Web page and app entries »
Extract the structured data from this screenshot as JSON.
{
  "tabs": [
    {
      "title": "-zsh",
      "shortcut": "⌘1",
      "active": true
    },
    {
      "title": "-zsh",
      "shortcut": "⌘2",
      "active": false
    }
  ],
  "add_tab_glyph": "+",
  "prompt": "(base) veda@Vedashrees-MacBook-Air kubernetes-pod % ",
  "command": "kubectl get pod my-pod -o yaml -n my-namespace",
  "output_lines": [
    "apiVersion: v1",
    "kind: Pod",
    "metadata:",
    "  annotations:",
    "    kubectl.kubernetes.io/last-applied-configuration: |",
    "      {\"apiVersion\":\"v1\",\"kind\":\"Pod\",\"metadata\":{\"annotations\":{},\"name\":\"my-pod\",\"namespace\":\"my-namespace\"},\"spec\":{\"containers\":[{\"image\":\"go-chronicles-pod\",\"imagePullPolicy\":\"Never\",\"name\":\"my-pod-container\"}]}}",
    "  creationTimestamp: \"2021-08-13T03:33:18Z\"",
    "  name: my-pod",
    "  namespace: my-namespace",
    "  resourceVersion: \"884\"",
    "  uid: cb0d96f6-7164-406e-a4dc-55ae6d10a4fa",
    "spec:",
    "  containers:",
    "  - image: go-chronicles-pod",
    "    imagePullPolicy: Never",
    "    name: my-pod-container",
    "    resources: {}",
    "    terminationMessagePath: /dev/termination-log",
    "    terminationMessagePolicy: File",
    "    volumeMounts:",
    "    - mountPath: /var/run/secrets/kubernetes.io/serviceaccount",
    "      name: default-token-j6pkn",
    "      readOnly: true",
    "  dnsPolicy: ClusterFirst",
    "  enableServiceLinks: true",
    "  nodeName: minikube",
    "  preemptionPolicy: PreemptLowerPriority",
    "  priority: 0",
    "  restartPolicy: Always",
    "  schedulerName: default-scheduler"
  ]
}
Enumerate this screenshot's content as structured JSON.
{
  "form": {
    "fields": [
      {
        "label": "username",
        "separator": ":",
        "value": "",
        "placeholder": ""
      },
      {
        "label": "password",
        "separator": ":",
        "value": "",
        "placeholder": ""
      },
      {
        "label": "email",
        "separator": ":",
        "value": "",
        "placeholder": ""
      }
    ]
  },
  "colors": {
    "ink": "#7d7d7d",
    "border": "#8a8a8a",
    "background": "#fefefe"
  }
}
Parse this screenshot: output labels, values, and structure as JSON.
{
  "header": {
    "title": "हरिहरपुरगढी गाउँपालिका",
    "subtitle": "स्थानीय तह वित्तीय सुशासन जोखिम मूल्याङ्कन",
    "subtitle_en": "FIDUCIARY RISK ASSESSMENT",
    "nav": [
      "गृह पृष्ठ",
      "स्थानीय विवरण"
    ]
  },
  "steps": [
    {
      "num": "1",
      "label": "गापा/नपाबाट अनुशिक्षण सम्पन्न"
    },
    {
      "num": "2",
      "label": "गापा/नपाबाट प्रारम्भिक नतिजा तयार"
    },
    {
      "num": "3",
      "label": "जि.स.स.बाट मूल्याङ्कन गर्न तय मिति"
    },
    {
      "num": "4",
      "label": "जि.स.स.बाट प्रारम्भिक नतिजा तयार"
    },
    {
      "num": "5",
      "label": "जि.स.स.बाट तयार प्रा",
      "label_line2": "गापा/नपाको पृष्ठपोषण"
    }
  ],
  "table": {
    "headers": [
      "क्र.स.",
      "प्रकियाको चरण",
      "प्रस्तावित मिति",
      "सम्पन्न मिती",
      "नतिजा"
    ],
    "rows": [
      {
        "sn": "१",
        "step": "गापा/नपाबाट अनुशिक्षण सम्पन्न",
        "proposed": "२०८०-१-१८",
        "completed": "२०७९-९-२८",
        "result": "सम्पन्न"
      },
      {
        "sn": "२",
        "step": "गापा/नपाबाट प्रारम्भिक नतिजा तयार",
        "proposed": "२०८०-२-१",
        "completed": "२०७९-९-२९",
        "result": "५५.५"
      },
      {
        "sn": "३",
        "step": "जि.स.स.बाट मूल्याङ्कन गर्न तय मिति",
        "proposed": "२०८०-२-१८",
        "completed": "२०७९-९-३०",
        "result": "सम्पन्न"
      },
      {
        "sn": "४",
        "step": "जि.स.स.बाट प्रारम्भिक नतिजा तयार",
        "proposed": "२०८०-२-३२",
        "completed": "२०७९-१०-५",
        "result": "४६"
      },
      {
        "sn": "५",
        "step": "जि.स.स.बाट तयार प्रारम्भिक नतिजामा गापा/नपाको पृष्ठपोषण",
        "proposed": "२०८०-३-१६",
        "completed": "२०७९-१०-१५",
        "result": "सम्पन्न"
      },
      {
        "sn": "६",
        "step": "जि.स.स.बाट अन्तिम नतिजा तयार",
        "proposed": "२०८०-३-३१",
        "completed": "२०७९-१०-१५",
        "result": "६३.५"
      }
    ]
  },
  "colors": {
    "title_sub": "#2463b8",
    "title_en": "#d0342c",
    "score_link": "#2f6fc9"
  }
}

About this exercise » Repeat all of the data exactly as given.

Exercise response »
Extract the structured data from this screenshot as JSON.
{
  "tabs": [
    {
      "title": "-zsh",
      "shortcut": "⌘1",
      "active": true
    },
    {
      "title": "-zsh",
      "shortcut": "⌘2",
      "active": false
    }
  ],
  "add_tab_glyph": "+",
  "prompt": "(base) veda@Vedashrees-MacBook-Air kubernetes-pod % ",
  "command": "kubectl get pod my-pod -o yaml -n my-namespace",
  "output_lines": [
    "apiVersion: v1",
    "kind: Pod",
    "metadata:",
    "  annotations:",
    "    kubectl.kubernetes.io/last-applied-configuration: |",
    "      {\"apiVersion\":\"v1\",\"kind\":\"Pod\",\"metadata\":{\"annotations\":{},\"name\":\"my-pod\",\"namespace\":\"my-namespace\"},\"spec\":{\"containers\":[{\"image\":\"go-chronicles-pod\",\"imagePullPolicy\":\"Never\",\"name\":\"my-pod-container\"}]}}",
    "  creationTimestamp: \"2021-08-13T03:33:18Z\"",
    "  name: my-pod",
    "  namespace: my-namespace",
    "  resourceVersion: \"884\"",
    "  uid: cb0d96f6-7164-406e-a4dc-55ae6d10a4fa",
    "spec:",
    "  containers:",
    "  - image: go-chronicles-pod",
    "    imagePullPolicy: Never",
    "    name: my-pod-container",
    "    resources: {}",
    "    terminationMessagePath: /dev/termination-log",
    "    terminationMessagePolicy: File",
    "    volumeMounts:",
    "    - mountPath: /var/run/secrets/kubernetes.io/serviceaccount",
    "      name: default-token-j6pkn",
    "      readOnly: true",
    "  dnsPolicy: ClusterFirst",
    "  enableServiceLinks: true",
    "  nodeName: minikube",
    "  preemptionPolicy: PreemptLowerPriority",
    "  priority: 0",
    "  restartPolicy: Always",
    "  schedulerName: default-scheduler"
  ]
}
Enumerate this screenshot's content as structured JSON.
{
  "form": {
    "fields": [
      {
        "label": "username",
        "separator": ":",
        "value": "",
        "placeholder": ""
      },
      {
        "label": "password",
        "separator": ":",
        "value": "",
        "placeholder": ""
      },
      {
        "label": "email",
        "separator": ":",
        "value": "",
        "placeholder": ""
      }
    ]
  },
  "colors": {
    "ink": "#7d7d7d",
    "border": "#8a8a8a",
    "background": "#fefefe"
  }
}
Parse this screenshot: output labels, values, and structure as JSON.
{
  "header": {
    "title": "हरिहरपुरगढी गाउँपालिका",
    "subtitle": "स्थानीय तह वित्तीय सुशासन जोखिम मूल्याङ्कन",
    "subtitle_en": "FIDUCIARY RISK ASSESSMENT",
    "nav": [
      "गृह पृष्ठ",
      "स्थानीय विवरण"
    ]
  },
  "steps": [
    {
      "num": "1",
      "label": "गापा/नपाबाट अनुशिक्षण सम्पन्न"
    },
    {
      "num": "2",
      "label": "गापा/नपाबाट प्रारम्भिक नतिजा तयार"
    },
    {
      "num": "3",
      "label": "जि.स.स.बाट मूल्याङ्कन गर्न तय मिति"
    },
    {
      "num": "4",
      "label": "जि.स.स.बाट प्रारम्भिक नतिजा तयार"
    },
    {
      "num": "5",
      "label": "जि.स.स.बाट तयार प्रा",
      "label_line2": "गापा/नपाको पृष्ठपोषण"
    }
  ],
  "table": {
    "headers": [
      "क्र.स.",
      "प्रकियाको चरण",
      "प्रस्तावित मिति",
      "सम्पन्न मिती",
      "नतिजा"
    ],
    "rows": [
      {
        "sn": "१",
        "step": "गापा/नपाबाट अनुशिक्षण सम्पन्न",
        "proposed": "२०८०-१-१८",
        "completed": "२०७९-९-२८",
        "result": "सम्पन्न"
      },
      {
        "sn": "२",
        "step": "गापा/नपाबाट प्रारम्भिक नतिजा तयार",
        "proposed": "२०८०-२-१",
        "completed": "२०७९-९-२९",
        "result": "५५.५"
      },
      {
        "sn": "३",
        "step": "जि.स.स.बाट मूल्याङ्कन गर्न तय मिति",
        "proposed": "२०८०-२-१८",
        "completed": "२०७९-९-३०",
        "result": "सम्पन्न"
      },
      {
        "sn": "४",
        "step": "जि.स.स.बाट प्रारम्भिक नतिजा तयार",
        "proposed": "२०८०-२-३२",
        "completed": "२०७९-१०-५",
        "result": "४६"
      },
      {
        "sn": "५",
        "step": "जि.स.स.बाट तयार प्रारम्भिक नतिजामा गापा/नपाको पृष्ठपोषण",
        "proposed": "२०८०-३-१६",
        "completed": "२०७९-१०-१५",
        "result": "सम्पन्न"
      },
      {
        "sn": "६",
        "step": "जि.स.स.बाट अन्तिम नतिजा तयार",
        "proposed": "२०८०-३-३१",
        "completed": "२०७९-१०-१५",
        "result": "६३.५"
      }
    ]
  },
  "colors": {
    "title_sub": "#2463b8",
    "title_en": "#d0342c",
    "score_link": "#2f6fc9"
  }
}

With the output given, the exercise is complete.